Based on that interview, law enforcement sources said, a dog was brought to the scene as a warrant was drawn up. The cadaver dog got a positive hit for possible human remains. The warrant was served and the preparations for the excavation, expected to last five days, began.

For Stu Grabois, the assistant U.S. attorney who spent 27 years on the case, it was good news to hear of the new probe.

"I am pleased that Cy Vance is exploring everything that can help to bring justice to the Patz family," Grabois said.

According to sources, the area of the basement where the dog picked up the scent appears to be one that had been resurfaced with fresh concrete at or shortly after the time of Patz's disappearance.

Sources told ABC News that even if a body had been kept for 24 hours or less and then moved, a trained dog could pick up the scent decades later.

The basement was searched in 1979, the year the boy disappeared, but the floor was never dug up.

Since then drywall has been put up over the room's brick walls.
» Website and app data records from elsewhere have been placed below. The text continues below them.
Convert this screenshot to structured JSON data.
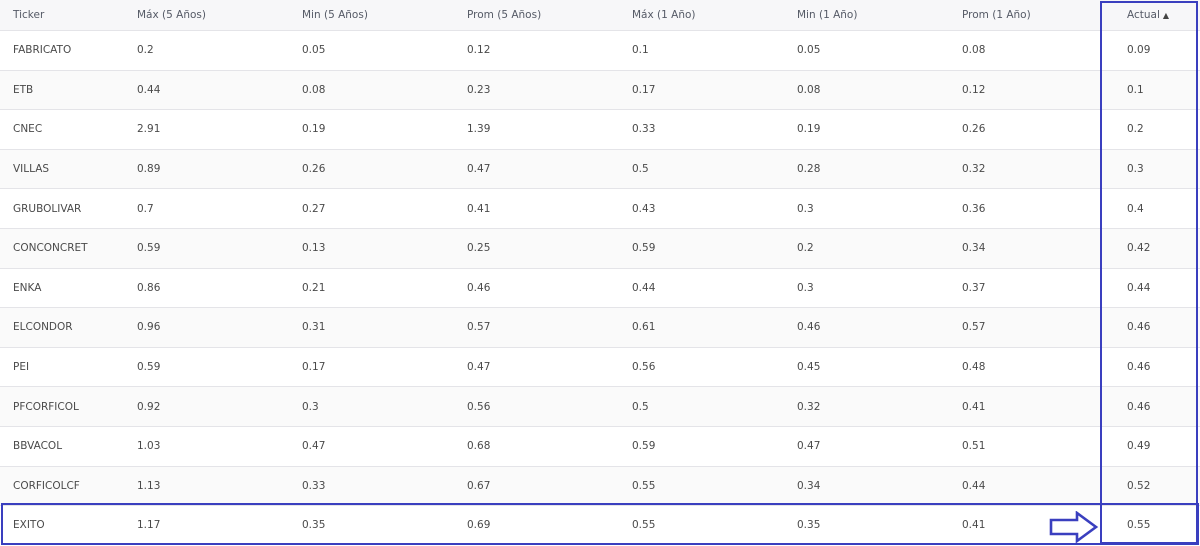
{
  "header": {
    "columns": [
      "Ticker",
      "Máx (5 Años)",
      "Min (5 Años)",
      "Prom (5 Años)",
      "Máx (1 Año)",
      "Min (1 Año)",
      "Prom (1 Año)",
      "Actual"
    ],
    "sort_indicator": "▲"
  },
  "rows": [
    [
      "FABRICATO",
      "0.2",
      "0.05",
      "0.12",
      "0.1",
      "0.05",
      "0.08",
      "0.09"
    ],
    [
      "ETB",
      "0.44",
      "0.08",
      "0.23",
      "0.17",
      "0.08",
      "0.12",
      "0.1"
    ],
    [
      "CNEC",
      "2.91",
      "0.19",
      "1.39",
      "0.33",
      "0.19",
      "0.26",
      "0.2"
    ],
    [
      "VILLAS",
      "0.89",
      "0.26",
      "0.47",
      "0.5",
      "0.28",
      "0.32",
      "0.3"
    ],
    [
      "GRUBOLIVAR",
      "0.7",
      "0.27",
      "0.41",
      "0.43",
      "0.3",
      "0.36",
      "0.4"
    ],
    [
      "CONCONCRET",
      "0.59",
      "0.13",
      "0.25",
      "0.59",
      "0.2",
      "0.34",
      "0.42"
    ],
    [
      "ENKA",
      "0.86",
      "0.21",
      "0.46",
      "0.44",
      "0.3",
      "0.37",
      "0.44"
    ],
    [
      "ELCONDOR",
      "0.96",
      "0.31",
      "0.57",
      "0.61",
      "0.46",
      "0.57",
      "0.46"
    ],
    [
      "PEI",
      "0.59",
      "0.17",
      "0.47",
      "0.56",
      "0.45",
      "0.48",
      "0.46"
    ],
    [
      "PFCORFICOL",
      "0.92",
      "0.3",
      "0.56",
      "0.5",
      "0.32",
      "0.41",
      "0.46"
    ],
    [
      "BBVACOL",
      "1.03",
      "0.47",
      "0.68",
      "0.59",
      "0.47",
      "0.51",
      "0.49"
    ],
    [
      "CORFICOLCF",
      "1.13",
      "0.33",
      "0.67",
      "0.55",
      "0.34",
      "0.44",
      "0.52"
    ],
    [
      "EXITO",
      "1.17",
      "0.35",
      "0.69",
      "0.55",
      "0.35",
      "0.41",
      "0.55"
    ]
  ],
  "colors": {
    "highlight": "#3a3fbf",
    "header_bg": "#f7f7f9",
    "row_alt_bg": "#fafafa",
    "border": "#e4e4e8"
  },
  "icons": {
    "sort": "sort-ascending-icon",
    "annotation": "arrow-right-icon"
  }
}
The drywall will be removed and the bricks examined and tested for blood evidence using advanced forensic techniques that were not available three decades ago, officials said. The floor will also be dug up in a search for human remains, clothing or other evidence.

"It's a joint FBI-NYPD search for human remains, clothing or personal effects," NYPD spokesman Paul Browne told reporters outside the building after investigators entered using a search warrant.

For the Patz family, it has been more than three decades of agonizing investigations and years of wondering what happened to their blond son with the gorgeous smile.

In an interview with 20/20 in 2009, the boy's father, Stan Patz, said, "I still gag with fear that this child must have felt...when he realized he was being betrayed by an adult."

The case had been dormant until Manhattan District Attorney Cyrus Vance Jr. reopened the case in 2010. Former D.A. Robert Morgenthau had declined to proceed with the case, citing insufficient evidence.

Copyright 2012 ABC News Radio

ABC News Radio